◆ Exercise goal
Gather every line in the records below that contains the word "نیاز".

◆ Extracted entries

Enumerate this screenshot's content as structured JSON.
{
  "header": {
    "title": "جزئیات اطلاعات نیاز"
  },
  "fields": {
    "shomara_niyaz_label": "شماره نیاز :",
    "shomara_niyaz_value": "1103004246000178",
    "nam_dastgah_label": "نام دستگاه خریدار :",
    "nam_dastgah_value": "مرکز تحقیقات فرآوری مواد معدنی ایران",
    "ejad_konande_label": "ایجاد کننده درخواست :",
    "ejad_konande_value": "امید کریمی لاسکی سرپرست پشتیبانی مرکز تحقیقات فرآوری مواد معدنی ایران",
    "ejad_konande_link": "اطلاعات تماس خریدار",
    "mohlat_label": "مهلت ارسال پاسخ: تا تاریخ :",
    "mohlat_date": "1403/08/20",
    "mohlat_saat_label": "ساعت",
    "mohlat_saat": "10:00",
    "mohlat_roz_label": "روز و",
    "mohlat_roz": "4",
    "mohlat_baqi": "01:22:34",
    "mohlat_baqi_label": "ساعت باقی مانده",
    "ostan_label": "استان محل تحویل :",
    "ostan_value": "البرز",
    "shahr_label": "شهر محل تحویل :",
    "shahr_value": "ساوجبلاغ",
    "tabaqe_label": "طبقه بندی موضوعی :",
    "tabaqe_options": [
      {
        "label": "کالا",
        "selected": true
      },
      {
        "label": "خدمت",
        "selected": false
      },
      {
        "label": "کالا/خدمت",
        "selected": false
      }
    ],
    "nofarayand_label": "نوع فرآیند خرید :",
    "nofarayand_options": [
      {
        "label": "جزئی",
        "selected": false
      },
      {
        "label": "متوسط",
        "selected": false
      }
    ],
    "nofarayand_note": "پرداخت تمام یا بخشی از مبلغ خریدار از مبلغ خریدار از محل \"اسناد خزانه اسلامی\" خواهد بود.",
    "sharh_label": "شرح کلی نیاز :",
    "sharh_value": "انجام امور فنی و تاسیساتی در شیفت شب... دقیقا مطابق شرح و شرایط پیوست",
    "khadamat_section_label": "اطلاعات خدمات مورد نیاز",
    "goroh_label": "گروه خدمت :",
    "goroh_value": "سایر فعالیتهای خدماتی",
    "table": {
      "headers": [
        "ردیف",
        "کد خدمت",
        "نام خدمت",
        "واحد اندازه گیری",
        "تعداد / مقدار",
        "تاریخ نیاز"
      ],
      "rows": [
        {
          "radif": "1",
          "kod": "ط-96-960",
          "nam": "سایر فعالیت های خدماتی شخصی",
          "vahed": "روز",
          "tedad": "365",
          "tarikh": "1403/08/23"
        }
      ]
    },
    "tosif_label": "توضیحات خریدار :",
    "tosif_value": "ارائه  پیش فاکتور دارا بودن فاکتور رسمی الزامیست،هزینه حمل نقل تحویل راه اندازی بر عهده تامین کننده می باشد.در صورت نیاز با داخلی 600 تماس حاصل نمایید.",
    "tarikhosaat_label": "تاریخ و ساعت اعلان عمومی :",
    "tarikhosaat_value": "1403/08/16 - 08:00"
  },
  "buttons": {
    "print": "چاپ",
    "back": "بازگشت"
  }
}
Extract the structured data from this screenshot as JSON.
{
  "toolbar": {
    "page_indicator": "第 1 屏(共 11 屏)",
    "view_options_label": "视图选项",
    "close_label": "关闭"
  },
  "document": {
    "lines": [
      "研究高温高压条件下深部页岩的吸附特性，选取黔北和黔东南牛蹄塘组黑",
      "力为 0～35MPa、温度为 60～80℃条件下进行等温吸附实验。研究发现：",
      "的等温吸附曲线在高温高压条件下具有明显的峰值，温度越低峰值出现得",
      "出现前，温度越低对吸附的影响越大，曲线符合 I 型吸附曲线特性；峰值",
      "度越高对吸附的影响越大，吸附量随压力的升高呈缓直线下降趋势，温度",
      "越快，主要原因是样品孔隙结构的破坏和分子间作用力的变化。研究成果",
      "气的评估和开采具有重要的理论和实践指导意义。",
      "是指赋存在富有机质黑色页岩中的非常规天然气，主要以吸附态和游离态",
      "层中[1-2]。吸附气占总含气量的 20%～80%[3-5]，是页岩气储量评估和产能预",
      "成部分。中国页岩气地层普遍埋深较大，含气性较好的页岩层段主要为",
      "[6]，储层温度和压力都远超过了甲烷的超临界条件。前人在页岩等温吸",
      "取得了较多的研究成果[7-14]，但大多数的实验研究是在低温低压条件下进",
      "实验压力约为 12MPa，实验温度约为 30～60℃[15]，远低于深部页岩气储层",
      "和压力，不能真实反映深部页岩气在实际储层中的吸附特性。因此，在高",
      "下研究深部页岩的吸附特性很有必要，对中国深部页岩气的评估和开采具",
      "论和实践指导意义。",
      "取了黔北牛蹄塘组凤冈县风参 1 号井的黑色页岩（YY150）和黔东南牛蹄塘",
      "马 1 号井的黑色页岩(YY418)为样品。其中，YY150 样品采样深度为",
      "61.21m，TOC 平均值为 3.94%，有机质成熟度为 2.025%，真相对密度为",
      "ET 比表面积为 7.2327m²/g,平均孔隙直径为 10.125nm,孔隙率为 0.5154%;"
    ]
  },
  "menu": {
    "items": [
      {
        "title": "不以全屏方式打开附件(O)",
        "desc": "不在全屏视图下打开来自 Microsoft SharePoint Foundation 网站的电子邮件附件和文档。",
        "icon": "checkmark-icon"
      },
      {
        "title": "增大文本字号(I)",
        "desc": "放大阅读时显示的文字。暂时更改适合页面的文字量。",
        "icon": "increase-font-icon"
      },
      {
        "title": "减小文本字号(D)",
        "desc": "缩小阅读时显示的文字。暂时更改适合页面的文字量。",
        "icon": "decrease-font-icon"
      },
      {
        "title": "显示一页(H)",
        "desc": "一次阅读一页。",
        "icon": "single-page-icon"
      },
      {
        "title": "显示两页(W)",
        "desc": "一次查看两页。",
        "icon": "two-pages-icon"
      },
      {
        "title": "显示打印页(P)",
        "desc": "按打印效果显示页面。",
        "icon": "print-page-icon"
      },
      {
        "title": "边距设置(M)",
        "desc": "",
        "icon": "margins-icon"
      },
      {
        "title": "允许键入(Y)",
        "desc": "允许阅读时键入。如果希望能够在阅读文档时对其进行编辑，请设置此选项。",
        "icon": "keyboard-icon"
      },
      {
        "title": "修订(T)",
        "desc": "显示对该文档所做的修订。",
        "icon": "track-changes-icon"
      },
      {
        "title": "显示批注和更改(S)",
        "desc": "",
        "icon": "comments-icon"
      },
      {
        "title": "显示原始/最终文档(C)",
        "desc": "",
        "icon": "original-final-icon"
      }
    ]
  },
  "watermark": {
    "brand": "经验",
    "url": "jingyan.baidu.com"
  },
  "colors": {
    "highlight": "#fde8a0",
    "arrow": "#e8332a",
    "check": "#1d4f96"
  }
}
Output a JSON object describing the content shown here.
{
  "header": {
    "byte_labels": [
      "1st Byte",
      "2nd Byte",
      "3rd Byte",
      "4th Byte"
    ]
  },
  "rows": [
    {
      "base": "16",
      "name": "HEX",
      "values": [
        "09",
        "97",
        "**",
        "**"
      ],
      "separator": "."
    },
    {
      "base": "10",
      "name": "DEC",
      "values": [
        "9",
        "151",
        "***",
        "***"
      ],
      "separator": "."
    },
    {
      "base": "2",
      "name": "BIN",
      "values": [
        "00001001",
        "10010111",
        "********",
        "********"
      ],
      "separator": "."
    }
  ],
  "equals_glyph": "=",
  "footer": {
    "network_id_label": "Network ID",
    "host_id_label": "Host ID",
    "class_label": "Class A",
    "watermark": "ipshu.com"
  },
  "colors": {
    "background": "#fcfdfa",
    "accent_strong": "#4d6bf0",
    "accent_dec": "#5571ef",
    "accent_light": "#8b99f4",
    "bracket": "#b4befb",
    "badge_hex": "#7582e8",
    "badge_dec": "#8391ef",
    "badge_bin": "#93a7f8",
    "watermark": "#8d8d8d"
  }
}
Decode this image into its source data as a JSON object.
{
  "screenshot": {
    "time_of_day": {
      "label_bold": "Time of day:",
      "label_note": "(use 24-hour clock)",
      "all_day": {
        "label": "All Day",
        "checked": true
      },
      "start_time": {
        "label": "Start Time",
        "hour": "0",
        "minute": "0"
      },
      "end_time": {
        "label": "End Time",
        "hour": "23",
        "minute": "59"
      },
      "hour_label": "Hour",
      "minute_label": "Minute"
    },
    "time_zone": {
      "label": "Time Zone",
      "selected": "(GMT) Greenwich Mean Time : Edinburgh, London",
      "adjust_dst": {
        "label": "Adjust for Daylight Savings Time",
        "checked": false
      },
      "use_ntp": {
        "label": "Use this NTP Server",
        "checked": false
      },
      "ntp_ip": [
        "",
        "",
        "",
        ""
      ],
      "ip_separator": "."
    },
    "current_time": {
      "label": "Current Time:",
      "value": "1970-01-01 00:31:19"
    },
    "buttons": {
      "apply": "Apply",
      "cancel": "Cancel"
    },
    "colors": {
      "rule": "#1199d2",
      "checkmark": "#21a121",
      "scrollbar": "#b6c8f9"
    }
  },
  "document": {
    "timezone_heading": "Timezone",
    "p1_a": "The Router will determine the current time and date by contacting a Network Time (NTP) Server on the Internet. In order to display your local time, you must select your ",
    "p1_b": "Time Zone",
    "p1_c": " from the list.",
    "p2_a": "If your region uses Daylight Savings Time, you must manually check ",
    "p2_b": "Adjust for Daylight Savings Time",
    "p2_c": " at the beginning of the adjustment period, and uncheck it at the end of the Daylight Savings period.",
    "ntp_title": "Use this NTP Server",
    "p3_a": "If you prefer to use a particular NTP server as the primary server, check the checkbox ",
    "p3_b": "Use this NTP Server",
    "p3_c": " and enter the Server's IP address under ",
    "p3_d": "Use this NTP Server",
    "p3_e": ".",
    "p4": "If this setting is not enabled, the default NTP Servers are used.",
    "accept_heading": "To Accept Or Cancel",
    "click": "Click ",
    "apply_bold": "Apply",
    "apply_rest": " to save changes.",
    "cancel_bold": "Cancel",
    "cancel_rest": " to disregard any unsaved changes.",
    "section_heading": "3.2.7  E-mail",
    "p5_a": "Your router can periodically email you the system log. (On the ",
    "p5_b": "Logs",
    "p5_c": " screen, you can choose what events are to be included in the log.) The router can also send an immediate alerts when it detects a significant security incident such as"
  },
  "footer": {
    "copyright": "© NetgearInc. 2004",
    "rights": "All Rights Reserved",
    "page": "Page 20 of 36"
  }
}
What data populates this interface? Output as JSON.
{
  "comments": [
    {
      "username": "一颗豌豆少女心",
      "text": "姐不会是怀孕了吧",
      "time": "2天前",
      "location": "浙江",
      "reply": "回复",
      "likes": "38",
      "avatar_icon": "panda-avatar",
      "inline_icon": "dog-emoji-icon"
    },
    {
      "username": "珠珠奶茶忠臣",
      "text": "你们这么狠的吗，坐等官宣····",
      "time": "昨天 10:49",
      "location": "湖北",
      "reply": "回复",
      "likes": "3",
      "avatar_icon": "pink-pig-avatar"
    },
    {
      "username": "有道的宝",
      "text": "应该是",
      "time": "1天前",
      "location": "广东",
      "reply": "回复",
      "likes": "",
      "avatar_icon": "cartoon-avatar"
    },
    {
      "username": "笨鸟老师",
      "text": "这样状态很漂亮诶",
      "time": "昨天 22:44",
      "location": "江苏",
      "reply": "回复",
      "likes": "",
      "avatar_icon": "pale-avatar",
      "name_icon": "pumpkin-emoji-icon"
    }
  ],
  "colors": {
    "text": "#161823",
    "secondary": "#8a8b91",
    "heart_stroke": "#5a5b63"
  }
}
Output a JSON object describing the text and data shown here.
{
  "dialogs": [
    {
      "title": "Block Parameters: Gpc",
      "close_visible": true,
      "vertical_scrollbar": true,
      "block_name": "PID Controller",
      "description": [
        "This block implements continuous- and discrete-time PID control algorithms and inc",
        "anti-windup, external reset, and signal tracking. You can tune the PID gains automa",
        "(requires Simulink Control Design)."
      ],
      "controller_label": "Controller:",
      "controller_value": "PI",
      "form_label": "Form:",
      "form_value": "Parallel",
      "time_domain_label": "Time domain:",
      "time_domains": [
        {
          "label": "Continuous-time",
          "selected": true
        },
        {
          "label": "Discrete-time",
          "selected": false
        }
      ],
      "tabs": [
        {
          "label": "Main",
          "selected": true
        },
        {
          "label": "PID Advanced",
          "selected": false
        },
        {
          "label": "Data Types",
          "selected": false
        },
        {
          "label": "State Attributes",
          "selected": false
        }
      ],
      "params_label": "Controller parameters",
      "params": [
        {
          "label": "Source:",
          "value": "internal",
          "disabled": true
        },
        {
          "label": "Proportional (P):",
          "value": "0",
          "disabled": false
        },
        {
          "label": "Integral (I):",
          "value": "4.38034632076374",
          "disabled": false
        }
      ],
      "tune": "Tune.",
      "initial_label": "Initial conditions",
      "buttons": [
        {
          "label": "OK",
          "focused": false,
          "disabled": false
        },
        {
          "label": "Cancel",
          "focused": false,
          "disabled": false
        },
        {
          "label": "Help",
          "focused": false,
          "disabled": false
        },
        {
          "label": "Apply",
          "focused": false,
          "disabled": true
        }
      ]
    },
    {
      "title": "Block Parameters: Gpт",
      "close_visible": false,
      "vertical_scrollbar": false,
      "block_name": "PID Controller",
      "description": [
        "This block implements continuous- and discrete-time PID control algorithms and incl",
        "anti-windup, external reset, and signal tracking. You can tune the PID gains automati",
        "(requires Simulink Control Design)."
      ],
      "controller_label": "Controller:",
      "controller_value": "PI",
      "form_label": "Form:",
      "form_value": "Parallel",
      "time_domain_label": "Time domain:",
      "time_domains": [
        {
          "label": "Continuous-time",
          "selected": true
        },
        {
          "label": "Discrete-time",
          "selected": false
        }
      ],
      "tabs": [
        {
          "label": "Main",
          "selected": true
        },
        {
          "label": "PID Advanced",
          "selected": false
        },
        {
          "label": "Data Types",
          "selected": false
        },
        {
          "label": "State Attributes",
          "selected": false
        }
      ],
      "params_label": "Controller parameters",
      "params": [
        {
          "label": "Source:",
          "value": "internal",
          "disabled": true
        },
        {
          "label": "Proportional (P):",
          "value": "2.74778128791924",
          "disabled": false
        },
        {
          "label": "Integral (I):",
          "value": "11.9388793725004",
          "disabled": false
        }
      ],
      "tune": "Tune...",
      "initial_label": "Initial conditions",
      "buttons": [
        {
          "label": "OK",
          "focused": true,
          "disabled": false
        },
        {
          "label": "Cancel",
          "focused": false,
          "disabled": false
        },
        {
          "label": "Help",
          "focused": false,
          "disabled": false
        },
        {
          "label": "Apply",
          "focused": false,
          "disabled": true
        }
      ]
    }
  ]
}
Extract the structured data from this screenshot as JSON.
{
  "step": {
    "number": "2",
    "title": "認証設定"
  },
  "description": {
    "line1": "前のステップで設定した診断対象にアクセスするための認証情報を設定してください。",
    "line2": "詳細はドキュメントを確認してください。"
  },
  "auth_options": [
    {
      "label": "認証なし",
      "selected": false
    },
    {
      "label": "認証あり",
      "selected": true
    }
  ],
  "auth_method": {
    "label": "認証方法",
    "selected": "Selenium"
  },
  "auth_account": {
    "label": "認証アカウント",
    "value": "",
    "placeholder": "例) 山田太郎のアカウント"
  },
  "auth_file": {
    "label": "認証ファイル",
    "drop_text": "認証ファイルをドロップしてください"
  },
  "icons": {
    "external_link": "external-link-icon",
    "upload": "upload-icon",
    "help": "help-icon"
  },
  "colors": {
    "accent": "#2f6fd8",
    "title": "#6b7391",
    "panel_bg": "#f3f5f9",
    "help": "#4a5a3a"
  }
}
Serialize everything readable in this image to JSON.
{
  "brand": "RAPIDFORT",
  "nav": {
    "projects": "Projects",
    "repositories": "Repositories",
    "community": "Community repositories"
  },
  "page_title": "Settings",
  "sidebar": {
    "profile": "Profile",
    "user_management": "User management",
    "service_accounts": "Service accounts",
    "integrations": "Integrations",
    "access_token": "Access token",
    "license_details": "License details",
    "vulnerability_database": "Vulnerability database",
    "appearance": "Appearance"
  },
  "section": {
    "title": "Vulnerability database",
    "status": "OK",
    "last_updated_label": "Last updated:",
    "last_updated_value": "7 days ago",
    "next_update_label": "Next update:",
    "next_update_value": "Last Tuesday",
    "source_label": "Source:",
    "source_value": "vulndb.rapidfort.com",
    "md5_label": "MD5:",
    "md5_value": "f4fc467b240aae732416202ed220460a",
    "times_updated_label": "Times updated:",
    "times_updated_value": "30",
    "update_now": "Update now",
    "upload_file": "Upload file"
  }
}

◆ Your solution
    "title": "جزئیات اطلاعات نیاز"
    "shomara_niyaz_label": "شماره نیاز :",
    "sharh_label": "شرح کلی نیاز :",
    "khadamat_section_label": "اطلاعات خدمات مورد نیاز",
        "تاریخ نیاز"
    "tosif_value": "ارائه  پیش فاکتور دارا بودن فاکتور رسمی الزامیست،هزینه حمل نقل تحویل راه اندازی بر عهده تامین کننده می باشد.در صورت نیاز با داخلی 600 تماس حاصل نمایید.",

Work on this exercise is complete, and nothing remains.